    She said it was an amazing trip and team to work for - with the highlight definitely being the team's semi final and first ever win over the USA!

    Madeleine is on the far right in this team photo.


  • ASMC Physiotherapist now working with Volleyroos

    The Australian Men's Indoor Volleyball Team, The Volleyroos, are currently competing in the Olympic Qualification tournament in Tokyo.

    And they are in good hands with talented Melbourne Physiotherapist Darren Austin.

    Check out the team profile and all the latest from the tournament at: 




  • Physio Julia Allan travels with Victorian Fury to PNG

    The charity organisation Water Aid Australia has recently begun a campaign to deliver access to clean drinking water and sanitation to many more villages across Papua New Guinea due to almost 4 million people not having access and many people dying from diseases such as Diarrhea.

    To help promote the campaign and raise the awareness of women's health in particular, Water Aid launched its campaign by using sport to help deliver the message. Netball was chosen to help show how strong females can be and the importance of good clean drinking water. A Tri-Series tournament was organised and I travelled with the Victorian Fury netball side who competed against Singapore and Papua New Guinea in Port Moresby.

    The tournament was a great chance for the Fury players to prepare for the 2016 Australian Netball League season as well as support a fantastic project that works to empower women and improve necessities such as clean drinking water and sanitation. All the players and support staff were honored to be involved in such a great cause.

    In regards to the matches we also had success on this front as well with a win against Singapore and then a win against Papua New Guinea on International Women's Day with the score line ending 64-35.


  • Educational Workshop


    On Tuesday 8 March we presented an Educational Workshop in conjunction with Direct Radiology as a breakfast session.

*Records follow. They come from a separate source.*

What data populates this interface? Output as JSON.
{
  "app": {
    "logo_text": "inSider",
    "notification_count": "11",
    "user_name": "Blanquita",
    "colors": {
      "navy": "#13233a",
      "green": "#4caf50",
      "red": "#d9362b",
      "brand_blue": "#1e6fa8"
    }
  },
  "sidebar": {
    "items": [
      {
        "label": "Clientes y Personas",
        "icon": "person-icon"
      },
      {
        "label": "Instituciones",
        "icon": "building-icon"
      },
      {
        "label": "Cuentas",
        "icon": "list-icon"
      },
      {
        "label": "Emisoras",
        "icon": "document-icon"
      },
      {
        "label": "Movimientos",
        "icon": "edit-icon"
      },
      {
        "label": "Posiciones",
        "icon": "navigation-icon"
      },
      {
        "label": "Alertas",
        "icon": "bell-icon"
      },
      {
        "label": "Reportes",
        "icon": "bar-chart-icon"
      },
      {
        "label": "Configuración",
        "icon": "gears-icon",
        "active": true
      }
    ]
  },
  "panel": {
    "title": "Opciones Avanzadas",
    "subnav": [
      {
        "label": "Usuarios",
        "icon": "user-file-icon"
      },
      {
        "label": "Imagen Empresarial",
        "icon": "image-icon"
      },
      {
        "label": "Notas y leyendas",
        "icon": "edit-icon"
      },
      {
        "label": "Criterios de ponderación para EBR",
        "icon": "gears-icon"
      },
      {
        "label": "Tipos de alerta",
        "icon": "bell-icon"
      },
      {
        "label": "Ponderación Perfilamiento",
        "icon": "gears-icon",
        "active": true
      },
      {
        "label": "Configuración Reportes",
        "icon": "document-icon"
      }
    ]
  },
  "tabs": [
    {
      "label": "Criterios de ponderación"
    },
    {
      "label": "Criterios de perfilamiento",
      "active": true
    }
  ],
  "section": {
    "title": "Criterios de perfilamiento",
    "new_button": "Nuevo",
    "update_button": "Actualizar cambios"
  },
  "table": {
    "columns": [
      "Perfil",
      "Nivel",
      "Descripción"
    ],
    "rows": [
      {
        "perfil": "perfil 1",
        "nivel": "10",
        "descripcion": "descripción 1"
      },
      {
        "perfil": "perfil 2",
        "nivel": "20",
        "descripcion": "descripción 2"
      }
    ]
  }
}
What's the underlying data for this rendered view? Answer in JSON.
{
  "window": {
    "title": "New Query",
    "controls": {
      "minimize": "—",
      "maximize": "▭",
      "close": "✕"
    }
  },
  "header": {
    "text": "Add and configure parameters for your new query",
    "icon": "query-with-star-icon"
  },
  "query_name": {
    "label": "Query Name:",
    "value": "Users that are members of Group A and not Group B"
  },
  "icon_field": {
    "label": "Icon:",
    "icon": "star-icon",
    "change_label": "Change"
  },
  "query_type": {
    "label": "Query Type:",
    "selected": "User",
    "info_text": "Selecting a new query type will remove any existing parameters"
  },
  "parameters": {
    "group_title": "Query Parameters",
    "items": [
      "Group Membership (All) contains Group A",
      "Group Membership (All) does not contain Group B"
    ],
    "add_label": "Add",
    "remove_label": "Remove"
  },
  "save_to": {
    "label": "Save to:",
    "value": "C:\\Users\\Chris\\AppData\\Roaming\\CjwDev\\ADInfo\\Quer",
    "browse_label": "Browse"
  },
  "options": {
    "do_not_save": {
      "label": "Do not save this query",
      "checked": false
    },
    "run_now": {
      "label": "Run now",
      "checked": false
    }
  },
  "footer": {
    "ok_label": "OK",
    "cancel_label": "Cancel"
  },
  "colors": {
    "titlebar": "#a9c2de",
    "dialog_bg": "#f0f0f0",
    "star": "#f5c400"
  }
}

    The topic was Gluteal Tendinopathy - Implications for Assessment & Management, with local GPs and staff in attendance.

    Speakers were our own Dr. David Bolzonello and Direct Radiology's Dr. Gaurav Gupta.

    If you were unable to make it, here's a copy of the presentation.